All Rights Reserved. The Metropolitan Museum of Art, Rogers Fund, 1924

A letter to a pharaoh. Abi-milki, king of Tyre, writes to Pharaoh Akhenaten (1353–1335 B.C.) that he is “protecting the city” during a period of rebellion. This cuneiform tablet is one of more than 350 similar examples of correspondence on clay found in an archive at Akhenaten’s capital of Tell el-Amarna. The letters were sent to Akhenaten by his vassal kings in Canaan. One letter mentions certain ‘apiru, or hÉapiru, lawless, rebellious, itinerant Semites, some of whom served as slaves in Egypt.
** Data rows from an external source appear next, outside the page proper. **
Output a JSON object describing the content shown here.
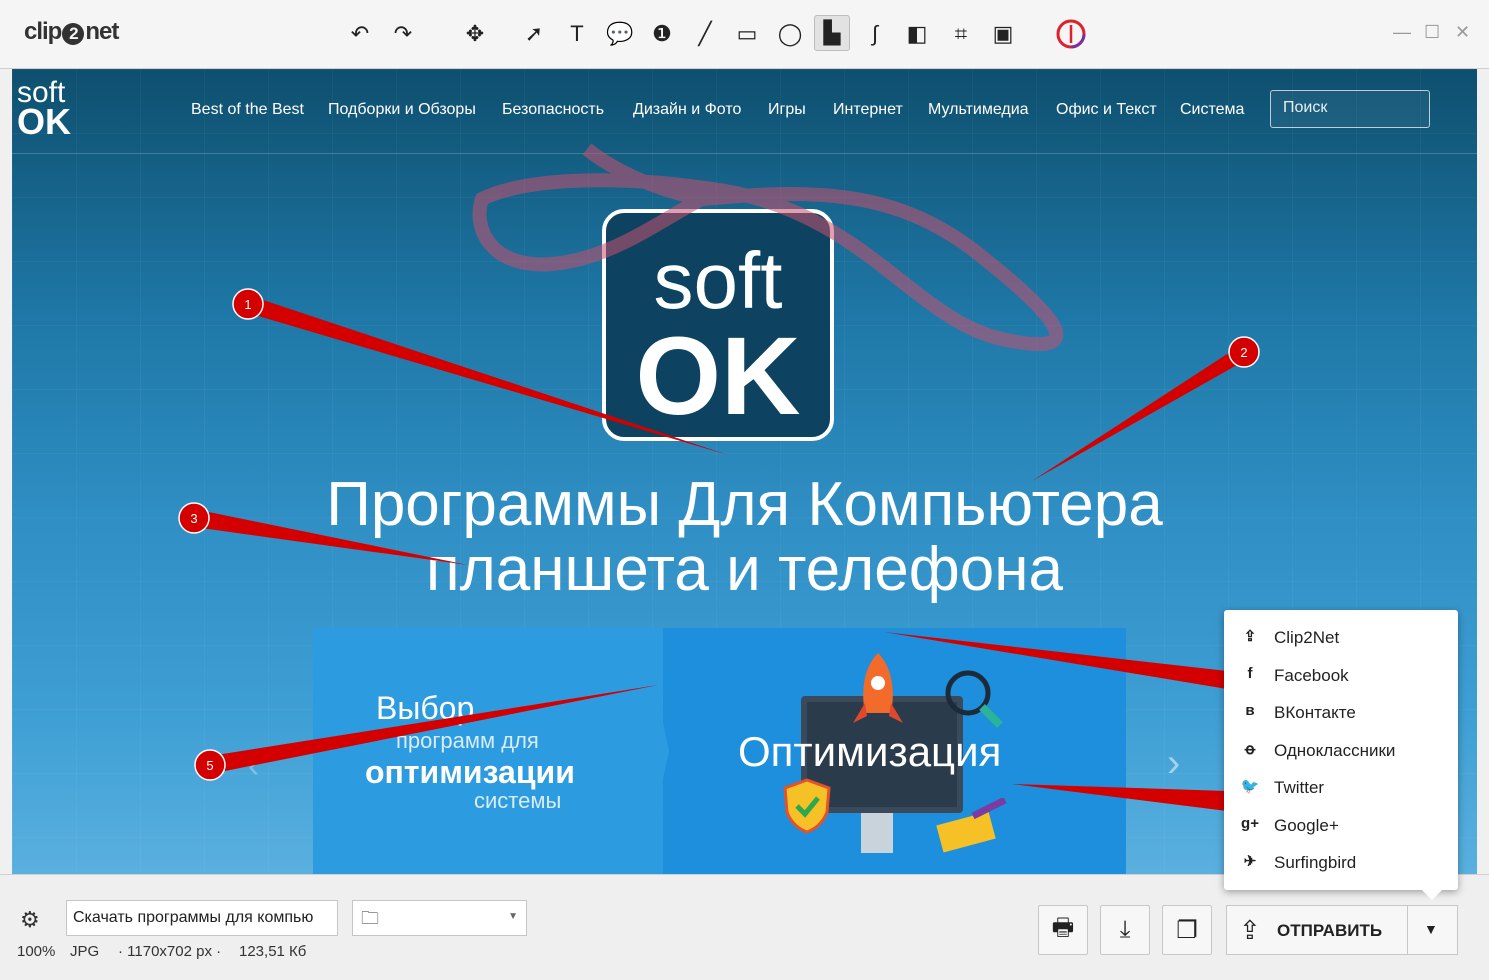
{
  "app": {
    "logo_pre": "clip",
    "logo_num": "2",
    "logo_post": "net"
  },
  "toolbar": {
    "tools": [
      {
        "name": "undo-icon",
        "glyph": "↶"
      },
      {
        "name": "redo-icon",
        "glyph": "↷"
      },
      {
        "name": "move-icon",
        "glyph": "✥"
      },
      {
        "name": "arrow-tool-icon",
        "glyph": "➚"
      },
      {
        "name": "text-tool-icon",
        "glyph": "T"
      },
      {
        "name": "callout-tool-icon",
        "glyph": "💬"
      },
      {
        "name": "marker-number-icon",
        "glyph": "❶"
      },
      {
        "name": "line-tool-icon",
        "glyph": "╱"
      },
      {
        "name": "rectangle-tool-icon",
        "glyph": "▭"
      },
      {
        "name": "ellipse-tool-icon",
        "glyph": "◯"
      },
      {
        "name": "highlighter-tool-icon",
        "glyph": "▙"
      },
      {
        "name": "freehand-tool-icon",
        "glyph": "∫"
      },
      {
        "name": "blur-tool-icon",
        "glyph": "◧"
      },
      {
        "name": "crop-tool-icon",
        "glyph": "⌗"
      },
      {
        "name": "resize-tool-icon",
        "glyph": "▣"
      }
    ],
    "active_tool": "highlighter-tool-icon"
  },
  "window": {
    "minimize": "—",
    "maximize": "☐",
    "close": "✕"
  },
  "site": {
    "logo_soft": "soft",
    "logo_ok": "OK",
    "nav": [
      "Best of the Best",
      "Подборки и Обзоры",
      "Безопасность",
      "Дизайн и Фото",
      "Игры",
      "Интернет",
      "Мультимедиа",
      "Офис и Текст",
      "Система"
    ],
    "search_placeholder": "Поиск",
    "big_soft": "soft",
    "big_ok": "OK",
    "headline_1": "Программы Для Компьютера",
    "headline_2": "планшета и телефона",
    "banner_t1": "Выбор",
    "banner_t2": "программ для",
    "banner_t3": "оптимизации",
    "banner_t4": "системы",
    "banner_t5": "Оптимизация"
  },
  "annotations": {
    "markers": [
      "1",
      "2",
      "3",
      "5"
    ],
    "marker_color": "#d40000"
  },
  "share_menu": {
    "items": [
      {
        "icon": "upload-icon",
        "glyph": "⇪",
        "label": "Clip2Net"
      },
      {
        "icon": "facebook-icon",
        "glyph": "f",
        "label": "Facebook"
      },
      {
        "icon": "vk-icon",
        "glyph": "в",
        "label": "ВКонтакте"
      },
      {
        "icon": "odnoklassniki-icon",
        "glyph": "ꝋ",
        "label": "Одноклассники"
      },
      {
        "icon": "twitter-icon",
        "glyph": "🐦",
        "label": "Twitter"
      },
      {
        "icon": "googleplus-icon",
        "glyph": "g+",
        "label": "Google+"
      },
      {
        "icon": "surfingbird-icon",
        "glyph": "✈",
        "label": "Surfingbird"
      }
    ]
  },
  "bottom": {
    "filename": "Скачать программы для компью",
    "zoom": "100%",
    "format": "JPG",
    "dimensions": "· 1170x702 px ·",
    "size": "123,51 Кб",
    "send_label": "ОТПРАВИТЬ"
  }
}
Through contact with the ‘apiru, the early Hebrews in Egypt may have absorbed the Canaanite traditions that viewed conflicts between peoples in terms of divine conflict. To break out of their bondage, their god would have to defeat the power of Horus as manifested in Pharaoh. But what god would fight for mere slaves, and how could any god overcome Horus?